What you should do: Every line of the data below is to be given again as it appears, with the images removed.

Exercise inputs:
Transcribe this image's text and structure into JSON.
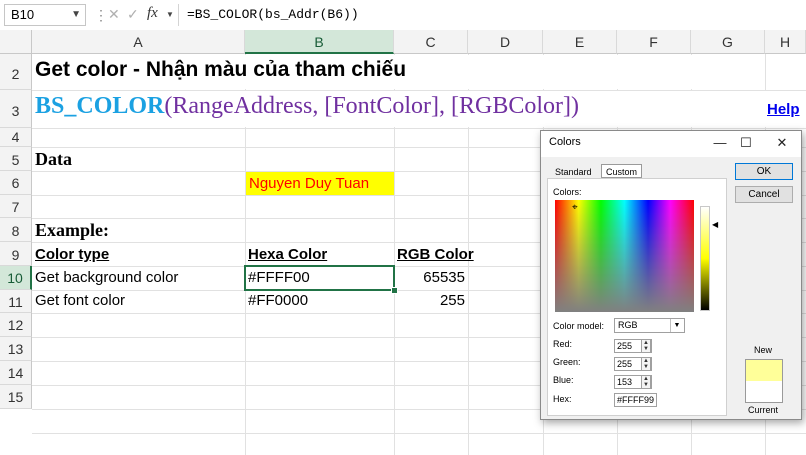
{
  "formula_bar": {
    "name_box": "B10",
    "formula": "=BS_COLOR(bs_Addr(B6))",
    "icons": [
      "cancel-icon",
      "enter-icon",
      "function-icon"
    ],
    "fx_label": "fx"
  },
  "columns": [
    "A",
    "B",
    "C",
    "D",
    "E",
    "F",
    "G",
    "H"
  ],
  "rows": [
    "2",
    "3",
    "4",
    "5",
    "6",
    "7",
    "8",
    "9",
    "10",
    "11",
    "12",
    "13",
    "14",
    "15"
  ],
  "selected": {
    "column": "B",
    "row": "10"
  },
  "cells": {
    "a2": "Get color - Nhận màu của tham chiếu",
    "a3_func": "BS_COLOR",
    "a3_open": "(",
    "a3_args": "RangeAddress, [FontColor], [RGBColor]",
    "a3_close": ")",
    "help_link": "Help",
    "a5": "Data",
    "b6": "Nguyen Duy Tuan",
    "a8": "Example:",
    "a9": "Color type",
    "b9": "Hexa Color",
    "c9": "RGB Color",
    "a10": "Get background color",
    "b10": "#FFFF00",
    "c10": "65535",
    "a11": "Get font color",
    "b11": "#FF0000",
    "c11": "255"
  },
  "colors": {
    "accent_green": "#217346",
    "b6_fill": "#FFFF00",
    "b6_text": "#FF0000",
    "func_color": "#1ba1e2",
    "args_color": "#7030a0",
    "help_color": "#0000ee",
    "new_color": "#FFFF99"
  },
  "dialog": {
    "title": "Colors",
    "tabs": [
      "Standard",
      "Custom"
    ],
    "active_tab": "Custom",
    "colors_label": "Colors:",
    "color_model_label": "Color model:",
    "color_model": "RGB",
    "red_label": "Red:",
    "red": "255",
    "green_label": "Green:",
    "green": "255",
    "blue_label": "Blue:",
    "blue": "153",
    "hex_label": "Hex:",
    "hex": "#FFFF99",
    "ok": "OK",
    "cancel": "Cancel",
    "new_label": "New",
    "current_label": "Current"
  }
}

Your solution:
Transcribe this image's text and structure into JSON.
{
  "formula_bar": {
    "name_box": "B10",
    "formula": "=BS_COLOR(bs_Addr(B6))",
    "icons": [
      "cancel-icon",
      "enter-icon",
      "function-icon"
    ],
    "fx_label": "fx"
  },
  "columns": [
    "A",
    "B",
    "C",
    "D",
    "E",
    "F",
    "G",
    "H"
  ],
  "rows": [
    "2",
    "3",
    "4",
    "5",
    "6",
    "7",
    "8",
    "9",
    "10",
    "11",
    "12",
    "13",
    "14",
    "15"
  ],
  "selected": {
    "column": "B",
    "row": "10"
  },
  "cells": {
    "a2": "Get color - Nhận màu của tham chiếu",
    "a3_func": "BS_COLOR",
    "a3_open": "(",
    "a3_args": "RangeAddress, [FontColor], [RGBColor]",
    "a3_close": ")",
    "help_link": "Help",
    "a5": "Data",
    "b6": "Nguyen Duy Tuan",
    "a8": "Example:",
    "a9": "Color type",
    "b9": "Hexa Color",
    "c9": "RGB Color",
    "a10": "Get background color",
    "b10": "#FFFF00",
    "c10": "65535",
    "a11": "Get font color",
    "b11": "#FF0000",
    "c11": "255"
  },
  "colors": {
    "accent_green": "#217346",
    "b6_fill": "#FFFF00",
    "b6_text": "#FF0000",
    "func_color": "#1ba1e2",
    "args_color": "#7030a0",
    "help_color": "#0000ee",
    "new_color": "#FFFF99"
  },
  "dialog": {
    "title": "Colors",
    "tabs": [
      "Standard",
      "Custom"
    ],
    "active_tab": "Custom",
    "colors_label": "Colors:",
    "color_model_label": "Color model:",
    "color_model": "RGB",
    "red_label": "Red:",
    "red": "255",
    "green_label": "Green:",
    "green": "255",
    "blue_label": "Blue:",
    "blue": "153",
    "hex_label": "Hex:",
    "hex": "#FFFF99",
    "ok": "OK",
    "cancel": "Cancel",
    "new_label": "New",
    "current_label": "Current"
  }
}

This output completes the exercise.